◆ WHAT THIS TASK INVOLVES
All lines in the data that hold the word "bacteria" need copying.

◆ Interface dataset entries
++++++++++++++++++++

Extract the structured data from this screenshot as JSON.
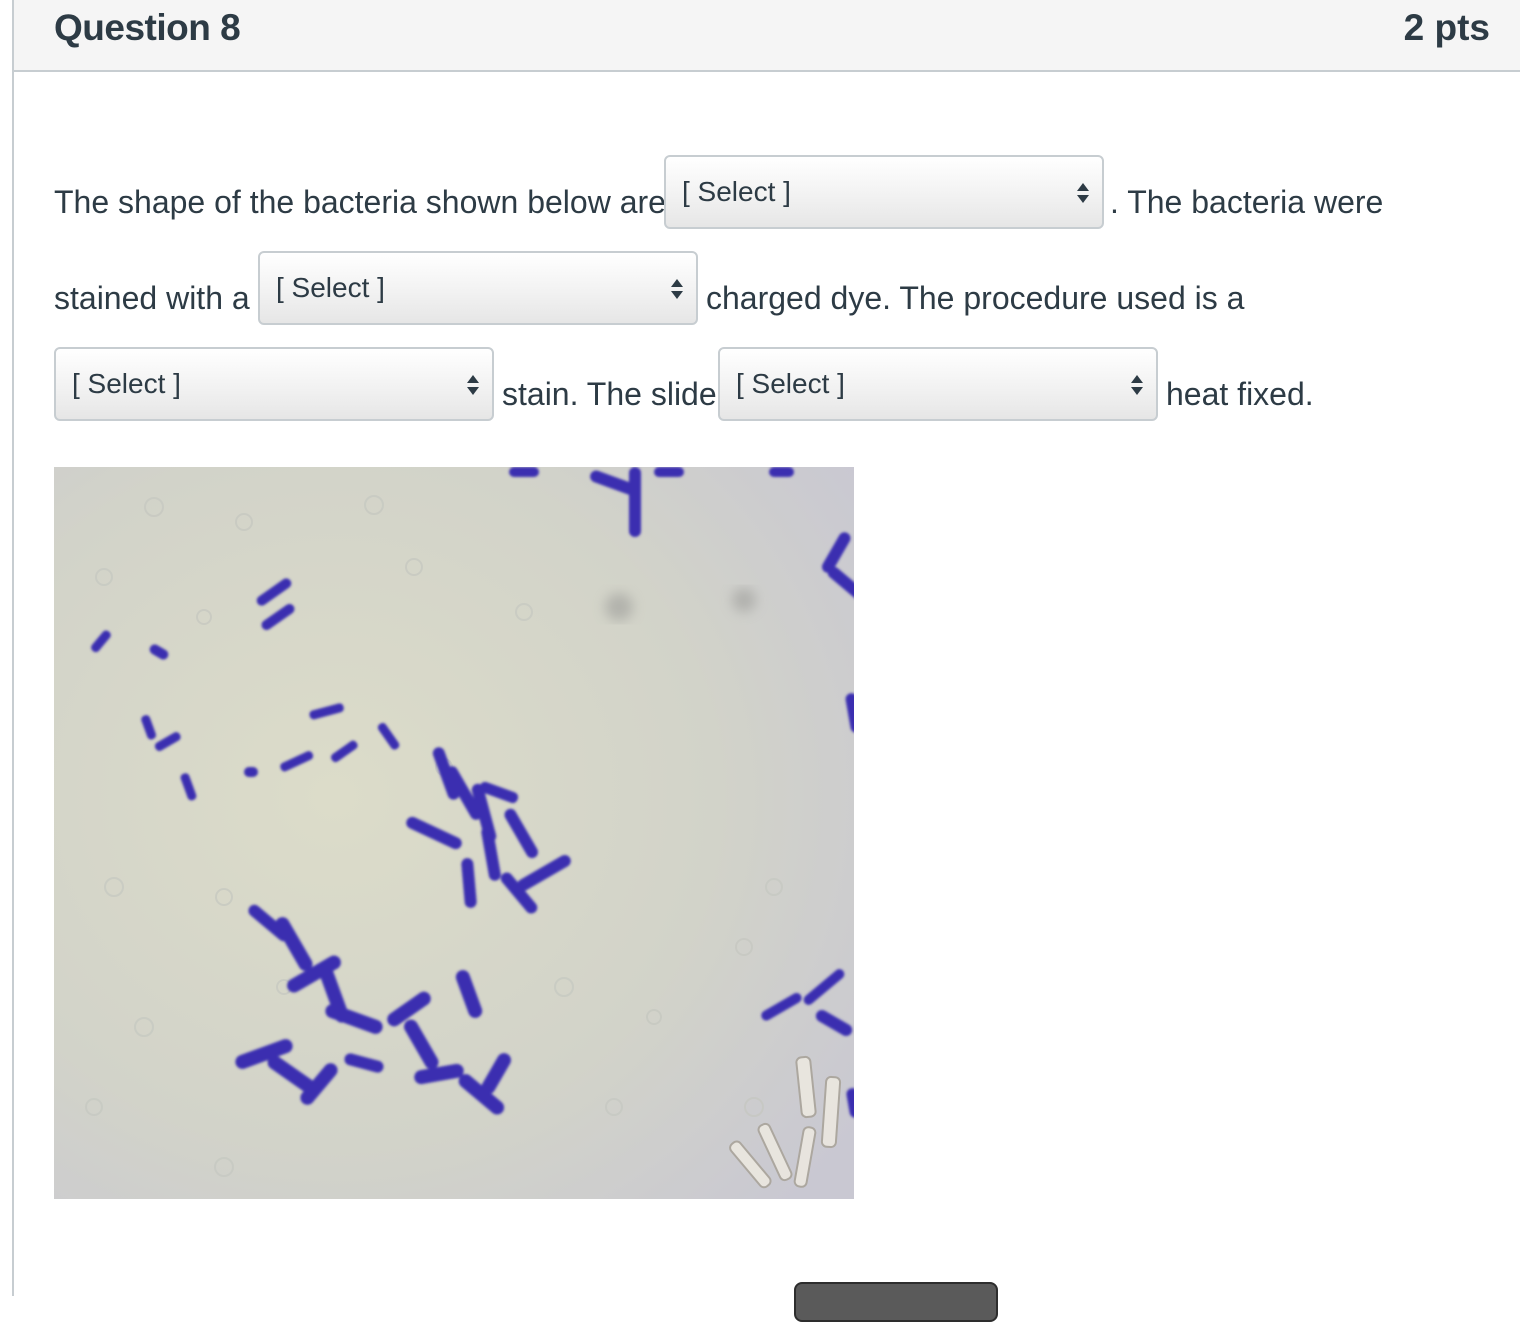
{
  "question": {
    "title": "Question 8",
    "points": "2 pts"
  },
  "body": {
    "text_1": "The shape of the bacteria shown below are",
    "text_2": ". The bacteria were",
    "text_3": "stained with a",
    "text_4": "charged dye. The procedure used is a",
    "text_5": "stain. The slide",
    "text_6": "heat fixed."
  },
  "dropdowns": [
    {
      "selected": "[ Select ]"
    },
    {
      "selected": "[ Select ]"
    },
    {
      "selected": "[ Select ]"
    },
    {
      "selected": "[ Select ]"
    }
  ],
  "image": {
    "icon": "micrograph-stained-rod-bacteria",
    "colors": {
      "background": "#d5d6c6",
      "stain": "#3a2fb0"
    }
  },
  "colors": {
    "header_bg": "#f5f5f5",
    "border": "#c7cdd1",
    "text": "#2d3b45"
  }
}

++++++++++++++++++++

◆ OUTPUT BELOW
    "text_1": "The shape of the bacteria shown below are",
    "text_2": ". The bacteria were",
    "icon": "micrograph-stained-rod-bacteria",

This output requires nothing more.